Does your company have a social responsibility? Does it give back to the community? Let your employees know. According to a study by The Society for Human Resource Management, roughly 94% of millennial talent want to put their skills to benefit a cause and 57% said there should be more company-wide service days.
A creative idea would be to organize a program where your employees can share their stories of making a difference. A great example is KPMG’s program, called the 10,000 Stories Challenge. Employees used a user-friendly design program to create posters that showed what they did at KPMG. The posters captured their passion and connected it to the organization’s purpose.
4) Employees Should Have the Opportunity to Collaborate and to Inspire
Great things can happen in the workplace when people collaborate. If your employees are able to engage and collaborate with their coworkers, to seek out their knowledge to help solve high-level issues, this can help employees and the organizations as a whole to address cross-disciplinary issues.
What’s more, you should find the positive energizers in your organization and unleash their talent to inspire others. These purpose-driven people with an optimistic orientation can assist you with every step of the cultural change. They can help you open your employees’ minds to perspectives they may not have thought of before. If some of your employees lack a sense of purpose, the positive energizers will mentor them into changing their thought process and finding purpose at the workplace.
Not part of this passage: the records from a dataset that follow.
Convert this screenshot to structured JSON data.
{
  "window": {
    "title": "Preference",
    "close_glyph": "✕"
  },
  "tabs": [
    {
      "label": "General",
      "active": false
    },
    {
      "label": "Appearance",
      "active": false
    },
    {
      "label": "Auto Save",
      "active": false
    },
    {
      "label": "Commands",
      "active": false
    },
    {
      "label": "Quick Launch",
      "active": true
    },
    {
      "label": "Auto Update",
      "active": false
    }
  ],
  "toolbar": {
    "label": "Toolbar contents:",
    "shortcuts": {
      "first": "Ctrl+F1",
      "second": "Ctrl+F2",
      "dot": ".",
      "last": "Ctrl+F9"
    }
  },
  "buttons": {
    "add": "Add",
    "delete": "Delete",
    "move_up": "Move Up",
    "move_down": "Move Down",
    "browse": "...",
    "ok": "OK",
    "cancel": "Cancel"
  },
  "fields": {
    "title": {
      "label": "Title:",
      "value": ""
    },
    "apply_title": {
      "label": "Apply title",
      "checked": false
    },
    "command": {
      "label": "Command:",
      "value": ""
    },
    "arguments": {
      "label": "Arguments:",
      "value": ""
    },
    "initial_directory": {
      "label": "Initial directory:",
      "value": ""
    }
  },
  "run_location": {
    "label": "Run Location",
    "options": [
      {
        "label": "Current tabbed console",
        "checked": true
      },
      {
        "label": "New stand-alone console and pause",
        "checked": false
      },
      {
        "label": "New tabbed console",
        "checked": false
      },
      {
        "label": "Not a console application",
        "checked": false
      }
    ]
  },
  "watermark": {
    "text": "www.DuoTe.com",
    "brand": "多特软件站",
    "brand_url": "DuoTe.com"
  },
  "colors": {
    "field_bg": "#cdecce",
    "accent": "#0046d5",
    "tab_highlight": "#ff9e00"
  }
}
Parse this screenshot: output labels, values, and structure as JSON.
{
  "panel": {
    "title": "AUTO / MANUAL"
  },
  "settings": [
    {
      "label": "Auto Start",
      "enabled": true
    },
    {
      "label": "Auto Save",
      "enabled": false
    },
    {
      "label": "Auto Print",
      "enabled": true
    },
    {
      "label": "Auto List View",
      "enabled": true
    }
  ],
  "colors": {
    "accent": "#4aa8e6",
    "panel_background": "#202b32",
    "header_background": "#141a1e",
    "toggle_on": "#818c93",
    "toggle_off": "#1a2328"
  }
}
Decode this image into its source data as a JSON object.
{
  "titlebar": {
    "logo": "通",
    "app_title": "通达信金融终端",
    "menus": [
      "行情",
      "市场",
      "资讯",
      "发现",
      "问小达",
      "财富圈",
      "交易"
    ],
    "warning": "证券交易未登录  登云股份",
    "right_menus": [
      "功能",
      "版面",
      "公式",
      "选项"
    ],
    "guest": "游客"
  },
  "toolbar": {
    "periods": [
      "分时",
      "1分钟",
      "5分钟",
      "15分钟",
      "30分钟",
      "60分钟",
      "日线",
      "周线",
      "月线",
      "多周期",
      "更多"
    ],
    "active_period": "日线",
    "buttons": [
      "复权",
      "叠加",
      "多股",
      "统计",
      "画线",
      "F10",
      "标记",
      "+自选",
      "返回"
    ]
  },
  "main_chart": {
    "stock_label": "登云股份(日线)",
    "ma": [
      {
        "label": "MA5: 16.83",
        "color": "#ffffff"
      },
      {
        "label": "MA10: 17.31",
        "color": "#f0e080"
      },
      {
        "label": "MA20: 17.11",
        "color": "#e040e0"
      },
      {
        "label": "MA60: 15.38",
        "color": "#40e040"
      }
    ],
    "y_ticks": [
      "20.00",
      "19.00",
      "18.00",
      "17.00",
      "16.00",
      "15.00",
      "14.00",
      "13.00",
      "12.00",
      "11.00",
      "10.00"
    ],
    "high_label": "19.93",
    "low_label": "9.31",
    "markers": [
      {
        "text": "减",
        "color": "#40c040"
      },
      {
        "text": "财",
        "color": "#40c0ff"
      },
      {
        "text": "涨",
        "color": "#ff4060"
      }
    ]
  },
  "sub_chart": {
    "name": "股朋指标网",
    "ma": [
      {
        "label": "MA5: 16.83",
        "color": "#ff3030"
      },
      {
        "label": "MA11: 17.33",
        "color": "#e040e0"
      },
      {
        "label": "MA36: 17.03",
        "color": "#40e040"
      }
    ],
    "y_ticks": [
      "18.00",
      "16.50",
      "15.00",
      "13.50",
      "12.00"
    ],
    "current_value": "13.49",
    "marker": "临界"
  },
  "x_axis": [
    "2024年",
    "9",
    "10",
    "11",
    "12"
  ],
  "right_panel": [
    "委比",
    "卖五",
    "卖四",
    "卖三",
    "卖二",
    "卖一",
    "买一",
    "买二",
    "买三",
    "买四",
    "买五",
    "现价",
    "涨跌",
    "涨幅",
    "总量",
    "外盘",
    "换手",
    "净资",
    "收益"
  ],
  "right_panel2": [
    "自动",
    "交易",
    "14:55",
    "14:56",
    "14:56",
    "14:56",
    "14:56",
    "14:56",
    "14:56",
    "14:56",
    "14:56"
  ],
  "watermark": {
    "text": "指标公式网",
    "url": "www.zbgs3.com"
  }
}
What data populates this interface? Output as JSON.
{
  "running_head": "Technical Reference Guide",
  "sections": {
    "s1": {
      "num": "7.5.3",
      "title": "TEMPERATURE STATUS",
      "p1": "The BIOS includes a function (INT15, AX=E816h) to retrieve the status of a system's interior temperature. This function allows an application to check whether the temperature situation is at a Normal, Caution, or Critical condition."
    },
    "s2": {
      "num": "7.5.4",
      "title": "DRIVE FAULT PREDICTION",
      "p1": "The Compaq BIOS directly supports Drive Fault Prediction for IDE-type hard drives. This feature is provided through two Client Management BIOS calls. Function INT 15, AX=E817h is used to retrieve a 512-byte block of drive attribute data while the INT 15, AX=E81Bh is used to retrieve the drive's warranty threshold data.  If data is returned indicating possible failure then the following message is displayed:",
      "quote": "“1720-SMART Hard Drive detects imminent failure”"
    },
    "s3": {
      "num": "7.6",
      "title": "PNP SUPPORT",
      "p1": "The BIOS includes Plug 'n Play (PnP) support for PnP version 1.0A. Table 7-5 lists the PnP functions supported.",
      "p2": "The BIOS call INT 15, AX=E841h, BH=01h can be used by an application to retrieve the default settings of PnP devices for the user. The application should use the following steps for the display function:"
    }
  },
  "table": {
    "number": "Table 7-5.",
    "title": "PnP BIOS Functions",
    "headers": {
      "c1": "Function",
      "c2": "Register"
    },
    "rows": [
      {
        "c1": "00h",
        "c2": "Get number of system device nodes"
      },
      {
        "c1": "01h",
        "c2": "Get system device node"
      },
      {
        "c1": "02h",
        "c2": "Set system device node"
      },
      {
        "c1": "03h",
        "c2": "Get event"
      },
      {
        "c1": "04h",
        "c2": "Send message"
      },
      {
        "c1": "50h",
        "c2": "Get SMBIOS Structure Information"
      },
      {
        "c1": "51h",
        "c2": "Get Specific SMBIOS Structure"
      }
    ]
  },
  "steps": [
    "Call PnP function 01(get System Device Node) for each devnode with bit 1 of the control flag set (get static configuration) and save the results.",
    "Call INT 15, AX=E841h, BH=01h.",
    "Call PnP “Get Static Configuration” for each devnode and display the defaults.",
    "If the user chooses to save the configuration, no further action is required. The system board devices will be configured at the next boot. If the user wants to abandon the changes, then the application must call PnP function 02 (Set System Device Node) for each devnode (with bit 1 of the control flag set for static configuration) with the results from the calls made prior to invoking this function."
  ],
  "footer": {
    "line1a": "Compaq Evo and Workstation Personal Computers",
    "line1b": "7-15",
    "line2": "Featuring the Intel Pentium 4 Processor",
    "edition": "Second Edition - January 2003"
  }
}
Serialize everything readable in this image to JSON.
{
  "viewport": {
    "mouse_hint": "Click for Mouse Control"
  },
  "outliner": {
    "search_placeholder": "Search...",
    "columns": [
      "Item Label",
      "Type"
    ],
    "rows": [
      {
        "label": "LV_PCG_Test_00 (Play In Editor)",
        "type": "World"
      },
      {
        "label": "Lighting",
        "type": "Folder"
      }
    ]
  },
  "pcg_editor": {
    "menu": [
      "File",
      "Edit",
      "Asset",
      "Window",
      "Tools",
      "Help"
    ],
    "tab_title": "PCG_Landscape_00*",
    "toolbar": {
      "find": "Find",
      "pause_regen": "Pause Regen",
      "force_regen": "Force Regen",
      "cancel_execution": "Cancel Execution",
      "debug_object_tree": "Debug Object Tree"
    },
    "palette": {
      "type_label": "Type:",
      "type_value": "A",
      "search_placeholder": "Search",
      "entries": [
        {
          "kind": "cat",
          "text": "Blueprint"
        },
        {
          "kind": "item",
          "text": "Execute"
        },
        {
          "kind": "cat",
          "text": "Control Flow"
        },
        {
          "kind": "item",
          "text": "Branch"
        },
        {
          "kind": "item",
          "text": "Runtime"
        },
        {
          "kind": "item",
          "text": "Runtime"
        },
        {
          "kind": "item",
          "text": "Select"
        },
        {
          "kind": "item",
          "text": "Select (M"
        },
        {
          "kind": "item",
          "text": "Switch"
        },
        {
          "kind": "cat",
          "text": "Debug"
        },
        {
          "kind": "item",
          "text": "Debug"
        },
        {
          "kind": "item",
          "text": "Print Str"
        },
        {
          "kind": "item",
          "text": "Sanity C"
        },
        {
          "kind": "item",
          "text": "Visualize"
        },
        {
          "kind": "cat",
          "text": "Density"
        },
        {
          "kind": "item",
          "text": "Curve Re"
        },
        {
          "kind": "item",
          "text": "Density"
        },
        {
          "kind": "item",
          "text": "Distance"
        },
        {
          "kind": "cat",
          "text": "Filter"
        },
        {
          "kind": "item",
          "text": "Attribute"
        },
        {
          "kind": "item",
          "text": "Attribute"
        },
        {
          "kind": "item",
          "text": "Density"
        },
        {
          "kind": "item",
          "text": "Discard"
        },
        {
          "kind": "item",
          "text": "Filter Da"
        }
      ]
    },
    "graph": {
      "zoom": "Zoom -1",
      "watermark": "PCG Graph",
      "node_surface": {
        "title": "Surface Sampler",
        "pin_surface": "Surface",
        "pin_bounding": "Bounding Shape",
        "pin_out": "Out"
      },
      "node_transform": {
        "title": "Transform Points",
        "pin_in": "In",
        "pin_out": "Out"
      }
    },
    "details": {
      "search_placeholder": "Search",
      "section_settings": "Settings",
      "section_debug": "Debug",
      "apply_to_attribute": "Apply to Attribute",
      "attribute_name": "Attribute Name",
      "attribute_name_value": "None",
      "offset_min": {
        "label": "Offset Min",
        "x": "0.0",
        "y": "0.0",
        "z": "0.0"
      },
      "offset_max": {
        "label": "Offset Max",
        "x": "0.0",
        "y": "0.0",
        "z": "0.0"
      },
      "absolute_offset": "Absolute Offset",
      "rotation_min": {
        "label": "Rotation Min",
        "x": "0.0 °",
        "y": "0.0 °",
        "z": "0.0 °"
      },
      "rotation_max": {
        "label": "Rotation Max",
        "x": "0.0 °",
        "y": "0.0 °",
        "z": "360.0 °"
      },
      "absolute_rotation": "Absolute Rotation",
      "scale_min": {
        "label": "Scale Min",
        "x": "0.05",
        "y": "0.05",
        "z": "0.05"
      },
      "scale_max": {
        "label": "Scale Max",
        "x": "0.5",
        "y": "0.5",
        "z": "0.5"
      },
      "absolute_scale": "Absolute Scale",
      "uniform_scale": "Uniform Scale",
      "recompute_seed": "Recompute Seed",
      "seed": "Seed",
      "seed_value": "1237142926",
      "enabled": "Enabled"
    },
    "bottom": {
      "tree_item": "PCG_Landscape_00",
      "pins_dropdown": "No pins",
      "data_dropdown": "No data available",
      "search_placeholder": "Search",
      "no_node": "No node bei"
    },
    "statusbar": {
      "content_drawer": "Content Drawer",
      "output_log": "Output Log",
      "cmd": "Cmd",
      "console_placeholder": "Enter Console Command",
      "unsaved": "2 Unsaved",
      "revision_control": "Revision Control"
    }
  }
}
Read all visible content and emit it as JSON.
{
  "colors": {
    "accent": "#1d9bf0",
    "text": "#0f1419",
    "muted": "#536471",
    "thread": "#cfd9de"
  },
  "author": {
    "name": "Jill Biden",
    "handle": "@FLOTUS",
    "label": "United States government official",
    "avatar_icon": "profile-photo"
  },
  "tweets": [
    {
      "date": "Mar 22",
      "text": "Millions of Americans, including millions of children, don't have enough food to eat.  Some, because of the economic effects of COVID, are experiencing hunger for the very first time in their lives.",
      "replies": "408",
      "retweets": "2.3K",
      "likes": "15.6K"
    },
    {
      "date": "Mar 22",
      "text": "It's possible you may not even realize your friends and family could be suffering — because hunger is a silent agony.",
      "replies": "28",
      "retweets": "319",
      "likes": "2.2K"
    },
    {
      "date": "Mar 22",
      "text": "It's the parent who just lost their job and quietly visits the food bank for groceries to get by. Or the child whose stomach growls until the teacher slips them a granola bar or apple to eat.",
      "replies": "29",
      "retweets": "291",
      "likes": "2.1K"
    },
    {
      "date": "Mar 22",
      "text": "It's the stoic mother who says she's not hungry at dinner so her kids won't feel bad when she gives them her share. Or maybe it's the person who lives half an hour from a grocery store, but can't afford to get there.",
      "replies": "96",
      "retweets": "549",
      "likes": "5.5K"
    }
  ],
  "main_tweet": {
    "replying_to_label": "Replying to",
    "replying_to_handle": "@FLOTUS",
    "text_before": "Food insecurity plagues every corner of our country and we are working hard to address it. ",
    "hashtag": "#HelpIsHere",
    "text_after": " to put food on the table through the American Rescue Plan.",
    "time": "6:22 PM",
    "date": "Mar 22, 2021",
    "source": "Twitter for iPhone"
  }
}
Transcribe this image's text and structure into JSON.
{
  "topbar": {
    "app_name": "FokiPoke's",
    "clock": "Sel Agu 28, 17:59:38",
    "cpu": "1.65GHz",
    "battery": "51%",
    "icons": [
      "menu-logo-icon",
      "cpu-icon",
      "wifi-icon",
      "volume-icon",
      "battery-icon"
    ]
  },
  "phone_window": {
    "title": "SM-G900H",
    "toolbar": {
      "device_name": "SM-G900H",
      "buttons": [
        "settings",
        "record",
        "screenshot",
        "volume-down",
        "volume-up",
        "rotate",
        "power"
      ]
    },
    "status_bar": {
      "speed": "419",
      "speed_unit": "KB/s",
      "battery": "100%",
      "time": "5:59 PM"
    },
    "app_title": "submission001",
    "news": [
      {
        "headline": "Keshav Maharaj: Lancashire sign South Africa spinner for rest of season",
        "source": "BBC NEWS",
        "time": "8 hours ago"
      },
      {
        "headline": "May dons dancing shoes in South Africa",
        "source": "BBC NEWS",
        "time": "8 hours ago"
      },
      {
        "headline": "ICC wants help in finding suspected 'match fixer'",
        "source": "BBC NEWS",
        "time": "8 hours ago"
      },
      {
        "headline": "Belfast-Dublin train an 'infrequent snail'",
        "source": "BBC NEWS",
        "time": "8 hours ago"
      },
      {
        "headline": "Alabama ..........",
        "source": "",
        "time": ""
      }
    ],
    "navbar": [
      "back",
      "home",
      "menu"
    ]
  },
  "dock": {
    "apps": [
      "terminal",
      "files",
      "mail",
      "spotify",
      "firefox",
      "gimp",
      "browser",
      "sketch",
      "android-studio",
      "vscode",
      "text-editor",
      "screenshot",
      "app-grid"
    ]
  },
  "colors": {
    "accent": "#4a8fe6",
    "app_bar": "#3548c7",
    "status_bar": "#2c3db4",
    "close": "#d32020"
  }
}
What Happened with Andrew’s Startup Business?
When Andrew became the CEO of his own company, he did not believe in the power of higher organizational purpose. After meeting with Amy, he decided to examine his management skills and was open to what she was saying.
He focused his energy on creating the workplace of the future. One where his employees will feel like they were doing something meaningful. He took steps aimed to align the organization with an authentic higher purpose that intersects with his business interests. The company soon became an initiator of various community projects aimed at creating awareness on healthy living and its benefits.
What’s more, his startup became an incubator for learning and development. Along the way, his employees became more committed to the organization and the higher purpose that drives it. A transformation began to take place and engagement scores climbed. Andrew’s startup was flourishing and this was only the beginning.
By helping your employees find purpose at their work, you can transform an entire organization. Instead of having bored, unmotivated employees whose career stagnates, you’ll be an employer of a dedicated workforce that gives its energy freely and cares for the organizational progress.
- Today’s workers, especially the millennials, seek a sense of purpose in their jobs. When employees have a sense of purpose at work, they feel passionate, innovative, and committed.
- If an organization is looking to increase employee engagement, then that organization has to find ways to deliver its greater purpose and vision to its employees.
- A purpose-driven organization of the future should revolve around a purpose-driven leader.
- The organization of the future must create opportunities for growth.
- The organization of the future must connect the people to the purpose.
- Employees should have the opportunity to collaborate and to inspire others.